At Kazungula, on the Zambezi River, four countries almost meet: Zambia, Zimbabwe, Namibia and my country, Botswana. I say “almost” because there is a tiny stretch where two ferries ply the river directly between Botswana and Zambia.
Guest Columnist Linah K Mohohlo
But the ferries’ capacity is no match for the trucks queueing to cross. Ferries often break down, and trucks can wait up to two weeks to cross the river. Much of their cargo is agricultural produce, which will spoil.
Kazungula is a potent symbol of a much greater disconnection. The majority of Africa’s poor live in rural areas, but agriculture has been neglected, along with many of the support networks it needs to thrive.
Africa’s recent economic growth has been impressive; as demonstrated in the Africa Progress Report 2014, entitled Grain, Fish Money — Financing Africa’s Green and Blue Revolutions, which was launched in Abuja, Nigeria, on May 8 2014. But as the report also shows, agriculture needs a boost so that the related economic growth can reach and improve the lives of many Africans.

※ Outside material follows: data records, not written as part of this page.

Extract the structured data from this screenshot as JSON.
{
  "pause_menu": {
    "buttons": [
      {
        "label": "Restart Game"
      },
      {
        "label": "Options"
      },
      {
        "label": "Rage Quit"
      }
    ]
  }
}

Just as a bridge at Kazungula is needed, a bridge needs to be built between agriculture and African economic growth. The stakes are high. African agriculture could not only lift rural communities out of poverty, it could feed the whole continent, and help feed the rest of the world, too.
Governments are well aware of this as they signed the Maputo Declaration in 2003, pledging to commit 10% of public spending to agriculture. But more than 10 years later, only seven countries have met that pledge and, in 18 countries, spending on agriculture is actually falling. As a result, agricultural research (a vital element of “green revolutions” in other parts of the world) has been starved of funds.

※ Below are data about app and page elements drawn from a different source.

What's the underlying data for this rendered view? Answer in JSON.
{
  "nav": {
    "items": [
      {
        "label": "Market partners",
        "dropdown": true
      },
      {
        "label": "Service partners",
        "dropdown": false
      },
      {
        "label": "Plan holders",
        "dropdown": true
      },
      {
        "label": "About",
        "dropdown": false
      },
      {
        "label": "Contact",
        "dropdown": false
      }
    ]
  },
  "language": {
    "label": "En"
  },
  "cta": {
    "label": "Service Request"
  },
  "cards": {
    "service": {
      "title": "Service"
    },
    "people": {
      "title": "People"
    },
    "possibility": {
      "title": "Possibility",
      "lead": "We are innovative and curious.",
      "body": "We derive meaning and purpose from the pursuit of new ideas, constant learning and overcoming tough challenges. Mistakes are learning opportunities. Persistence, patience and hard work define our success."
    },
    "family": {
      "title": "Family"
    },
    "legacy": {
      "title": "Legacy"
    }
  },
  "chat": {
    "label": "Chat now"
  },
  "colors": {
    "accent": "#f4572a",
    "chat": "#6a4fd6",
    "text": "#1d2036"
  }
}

As well as keeping their agriculture spending promises, governments need to implement policies that help to build (or fix) the networks upon which agriculture depends.
One huge gap is in access to financial services. Two-thirds of African adults don’t even have a bank account. Governments need to make it easier for farmers to borrow and to buy insurance. Indeed, insurance, which helps farmers cope better with risks, and hence enables crucial investments in seeds and fertiliser, is more important than ever as climate change leads to more extreme weather.
As a result of the barriers to agricultural growth, African countries import $35 billion worth of food a year. But only 5% of their cereal imports come from countries elsewhere in Africa, which is a clear indication that there is urgent need to improve intra-regional trade in agricultural products, notably by removing all tariffs and non-tariff barriers.
There is also urgent need to help farmers get their produce to markets, by improving infrastructure such as ports, energy networks, roads and bridges.
Kazungula, after all, is more than a symbol; a bridge would connect as many as seven African countries to ports, such as Durban in South Africa and Dar es Salaam in Tanzania. Instead, this crossing point has become a bottleneck.
Kazungula illustrates Africa’s infrastructure paradox; the lack of infrastructure has very large social and economic costs, but the potential returns to investment in closing the deficit are exceptionally high. According to a recent study, they are as high as 23% in the case of Kazungula.
Yet, despite a decade of high growth and the development of a bewildering array of financing instruments aimed at using aid to attract private investment, there is little evidence to suggest that the financing deficit for infrastructure is being reduced. Part of the infrastructure problem is lack of projects ready for investors to back. The initial phase of preparing projects so that they are “bankable” is taking far too long, and sometimes leading nowhere.
Governments and their international partners need to focus on getting projects to the stage where investors can come in. The outlook should be positive; funding for viable projects is readily available.
And these international partners will find that reported returns on, for example, power projects in Sub-Saharan Africa are higher than in any other developing region.
But these returns are long-term in nature and governments could do more to provide credible assurances to investors (including through effective risk-sharing mechanisms) that they can be achieved in practice.
As Kazungula also illustrates, regional co-operation is crucial. Bridge projects have been on the drawing board since the early 1980s. But their implementation has been dogged by political differences and competing territorial claims.
So where does that leave the trucks queuing to cross the Zambezi? The African Development Bank (AfDB), in tandem with Japan’s Development Assistance Agency, has now developed a $260 million project for a road and rail bridge. Work is scheduled to begin in July 2014, and is planned for completion by the end of 2017, which is four decades after the first plans were drawn up.
Although belated, this is a welcome development, as are the plans which are now at an advanced stage, by the AfDB to launch an infrastructure fund “Africa 50”, that is intended to access private sources.
As the Africa Progress Report 2014 lays out in telling detail, agriculture can be the engine that drives the kind of growth Africa needs; growth that benefits everyone, including the rural poor.
When we connect everything up, when traffic starts to flow across that bridge, for example, and when export food surpluses are exported, thus adding value to farmers’ produce before it is exported, Africa will come into its own as a global food powerhouse.
Linah Mohohlo is Governor of Botswana’s central bank since 1999